I’ve noticed that he continues to see the floor well, run the team, and distribute the ball. He does these things in life … in his family life, his church ministry, his professional career. John is a great servant leader wherever God has placed him. He is a faithful steward of his time, talent, and treasure. He can still run the point but he really knows how to follow the Coach.

Among my many blessings, I have two brothers who are good and godly men. When we get together, we tell stories from back in the day – the older we get the better we were – but I have witnessed how both have played the game of life. I am a proud brother.

What about me?

From Leadership Network:

“In 1985, Bob Buford decided to create an organization that would address the leadership and organizational needs of large, complex churches and Christian organizations. He wrote a mission statement and business plan for the idea and hired a full-time staff person. To make sure the idea had sufficient resources, he committed 30 percent of his time and funded the budget. The result was Leadership Network.

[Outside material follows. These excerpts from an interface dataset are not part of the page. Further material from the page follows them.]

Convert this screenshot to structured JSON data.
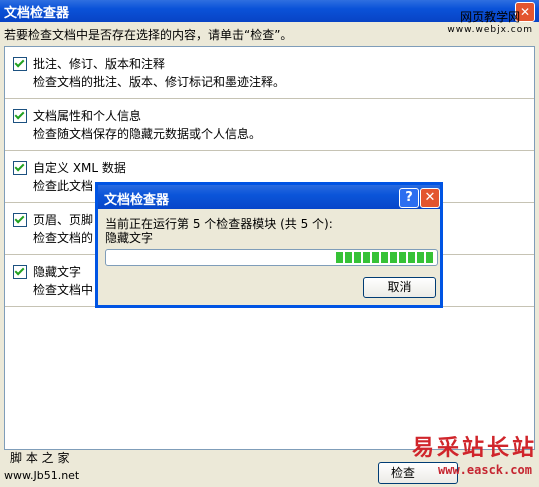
{
  "main_window": {
    "title": "文档检查器",
    "instruction": "若要检查文档中是否存在选择的内容，请单击“检查”。",
    "bottom_button": "检查"
  },
  "items": [
    {
      "title": "批注、修订、版本和注释",
      "desc": "检查文档的批注、版本、修订标记和墨迹注释。",
      "checked": true
    },
    {
      "title": "文档属性和个人信息",
      "desc": "检查随文档保存的隐藏元数据或个人信息。",
      "checked": true
    },
    {
      "title": "自定义 XML 数据",
      "desc": "检查此文档",
      "checked": true
    },
    {
      "title": "页眉、页脚",
      "desc": "检查文档的",
      "checked": true
    },
    {
      "title": "隐藏文字",
      "desc": "检查文档中",
      "checked": true
    }
  ],
  "dialog": {
    "title": "文档检查器",
    "status": "当前正在运行第 5 个检查器模块 (共 5 个):",
    "current_module": "隐藏文字",
    "progress_fraction": 0.3,
    "cancel_label": "取消",
    "help_label": "?",
    "close_label": "✕"
  },
  "watermarks": {
    "top_right_title": "网页教学网",
    "top_right_url": "www.webjx.com",
    "bottom_left_title": "脚 本 之 家",
    "bottom_left_url": "www.Jb51.net",
    "bottom_right_title": "易采站长站",
    "bottom_right_url": "www.easck.com"
  },
  "colors": {
    "titlebar": "#0a52d8",
    "progress": "#36c236",
    "watermark_red": "#d0252b"
  }
}
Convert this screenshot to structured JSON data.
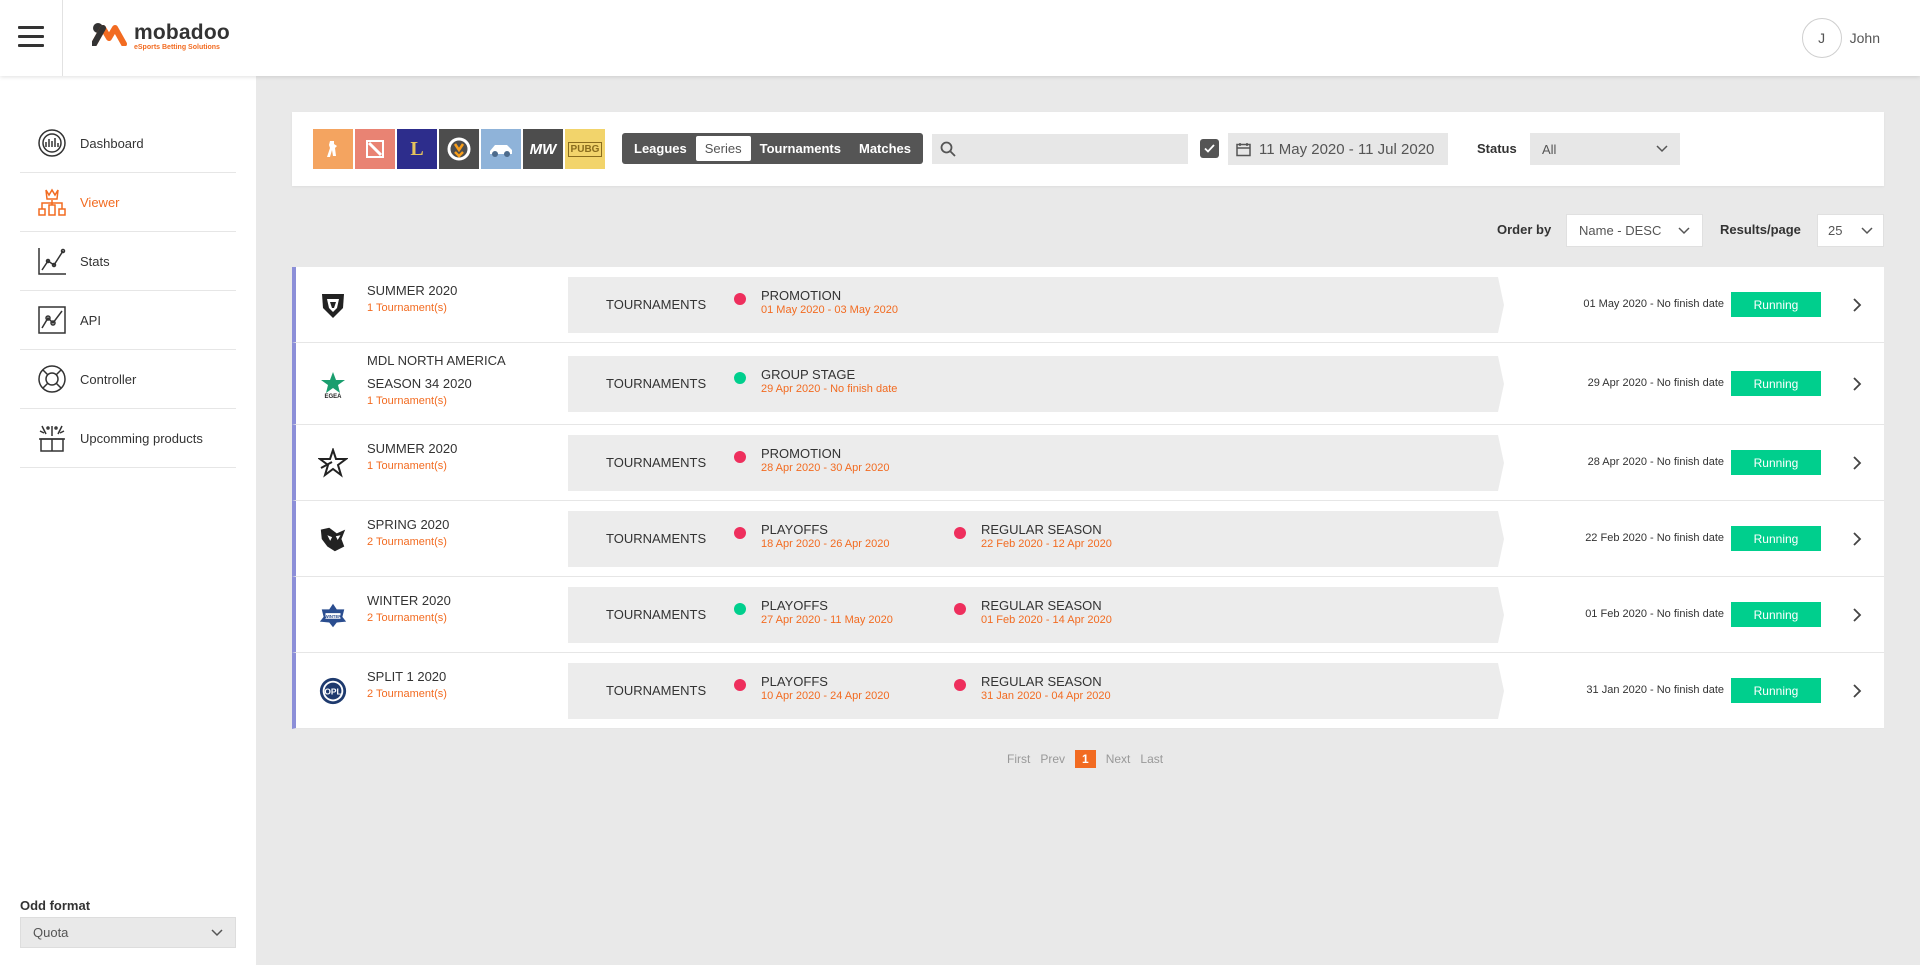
{
  "header": {
    "brand_name": "mobadoo",
    "brand_tagline": "eSports Betting Solutions",
    "user_initial": "J",
    "user_name": "John",
    "accent": "#f26b21"
  },
  "sidebar": {
    "items": [
      {
        "label": "Dashboard",
        "icon": "dashboard-icon",
        "active": false
      },
      {
        "label": "Viewer",
        "icon": "viewer-icon",
        "active": true
      },
      {
        "label": "Stats",
        "icon": "stats-icon",
        "active": false
      },
      {
        "label": "API",
        "icon": "api-icon",
        "active": false
      },
      {
        "label": "Controller",
        "icon": "controller-icon",
        "active": false
      },
      {
        "label": "Upcomming products",
        "icon": "gift-icon",
        "active": false
      }
    ],
    "odd_format_label": "Odd format",
    "odd_format_value": "Quota"
  },
  "filters": {
    "games": [
      {
        "name": "cs-go",
        "color": "#f4a460",
        "glyph": "🔫"
      },
      {
        "name": "dota-2",
        "color": "#e98373",
        "glyph": "⚔"
      },
      {
        "name": "league-of-legends",
        "color": "#2d2d8c",
        "glyph": "L"
      },
      {
        "name": "overwatch",
        "color": "#4d4d4d",
        "glyph": "◎"
      },
      {
        "name": "rocket-league",
        "color": "#8fb3d9",
        "glyph": "🚗"
      },
      {
        "name": "call-of-duty-mw",
        "color": "#4d4d4d",
        "glyph": "MW"
      },
      {
        "name": "pubg",
        "color": "#f2d46b",
        "glyph": "PUBG"
      }
    ],
    "tabs": [
      "Leagues",
      "Series",
      "Tournaments",
      "Matches"
    ],
    "active_tab": "Series",
    "search_value": "",
    "date_range": "11 May 2020 - 11 Jul 2020",
    "status_label": "Status",
    "status_value": "All"
  },
  "ordering": {
    "order_label": "Order by",
    "order_value": "Name - DESC",
    "results_label": "Results/page",
    "results_value": "25"
  },
  "series": [
    {
      "name": "SUMMER 2020",
      "tournaments": "1 Tournament(s)",
      "band_label": "TOURNAMENTS",
      "phases": [
        {
          "name": "PROMOTION",
          "dates": "01 May 2020 - 03 May 2020",
          "dot": "#ee2f5d"
        }
      ],
      "range": "01 May 2020 - No finish date",
      "status": "Running"
    },
    {
      "name": "MDL NORTH AMERICA SEASON 34 2020",
      "tournaments": "1 Tournament(s)",
      "band_label": "TOURNAMENTS",
      "phases": [
        {
          "name": "GROUP STAGE",
          "dates": "29 Apr 2020 - No finish date",
          "dot": "#00cf8d"
        }
      ],
      "range": "29 Apr 2020 - No finish date",
      "status": "Running"
    },
    {
      "name": "SUMMER 2020",
      "tournaments": "1 Tournament(s)",
      "band_label": "TOURNAMENTS",
      "phases": [
        {
          "name": "PROMOTION",
          "dates": "28 Apr 2020 - 30 Apr 2020",
          "dot": "#ee2f5d"
        }
      ],
      "range": "28 Apr 2020 - No finish date",
      "status": "Running"
    },
    {
      "name": "SPRING 2020",
      "tournaments": "2 Tournament(s)",
      "band_label": "TOURNAMENTS",
      "phases": [
        {
          "name": "PLAYOFFS",
          "dates": "18 Apr 2020 - 26 Apr 2020",
          "dot": "#ee2f5d"
        },
        {
          "name": "REGULAR SEASON",
          "dates": "22 Feb 2020 - 12 Apr 2020",
          "dot": "#ee2f5d"
        }
      ],
      "range": "22 Feb 2020 - No finish date",
      "status": "Running"
    },
    {
      "name": "WINTER 2020",
      "tournaments": "2 Tournament(s)",
      "band_label": "TOURNAMENTS",
      "phases": [
        {
          "name": "PLAYOFFS",
          "dates": "27 Apr 2020 - 11 May 2020",
          "dot": "#00cf8d"
        },
        {
          "name": "REGULAR SEASON",
          "dates": "01 Feb 2020 - 14 Apr 2020",
          "dot": "#ee2f5d"
        }
      ],
      "range": "01 Feb 2020 - No finish date",
      "status": "Running"
    },
    {
      "name": "SPLIT 1 2020",
      "tournaments": "2 Tournament(s)",
      "band_label": "TOURNAMENTS",
      "phases": [
        {
          "name": "PLAYOFFS",
          "dates": "10 Apr 2020 - 24 Apr 2020",
          "dot": "#ee2f5d"
        },
        {
          "name": "REGULAR SEASON",
          "dates": "31 Jan 2020 - 04 Apr 2020",
          "dot": "#ee2f5d"
        }
      ],
      "range": "31 Jan 2020 - No finish date",
      "status": "Running"
    }
  ],
  "pagination": {
    "first": "First",
    "prev": "Prev",
    "current": "1",
    "next": "Next",
    "last": "Last"
  }
}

In 1992, Duncan Campbell, the owner of a timber investment firm, became concerned about high-risk kids in Portland, Oregon. He developed a business plan and put up the money to fund his idea. He committed 50 percent of his time to the organization, Friends, that provides mentors for troubled youth in the Portland area.

In 1994, Tom Luce, a successful attorney, had a dream for an organization that would change the nature of public education in the state of Texas. He wrote a mission statement and business plan, hired a full-time staff person and committed his own money as well as 50 percent of his time. The result is ‘Just for the Kids.’”

All three of these social entrepreneurs are still at it today, helping to change things for the better; helping to change lives and organizations for the good. It would be easy to say that we don’t have the resources available to these men, but what are we doing with the resources entrusted to us?

Amelia Mohr was 8 years old at the time. Our church was collecting food to help an organization similar to Buckhead Christian Ministry. We distributed grocery bags much like we have done this month and asked our members to bring the bags so we can donate the food to BCM. Amelia wasn’t satisfied filling the sack her family picked up at church. She wanted for more bags and went to her neighbors and asked them to fill up a bag to help hungry people. She told her parents that she needed their help to pick up the bags from their neighborhood. She followed up with each neighbor until each had participated.

Stewardship is about life. We have all been given so much. We don’t own any of it; we have been entrusted with a sacred charge. Your time, talent, and treasure can make a difference. One day there will be an accounting. “To whom much has been given, much will be required.”

I read that somewhere …

If you don’t want to give until it hurts, how about giving until it helps? See you Sunday, ready to worship, ready to serve.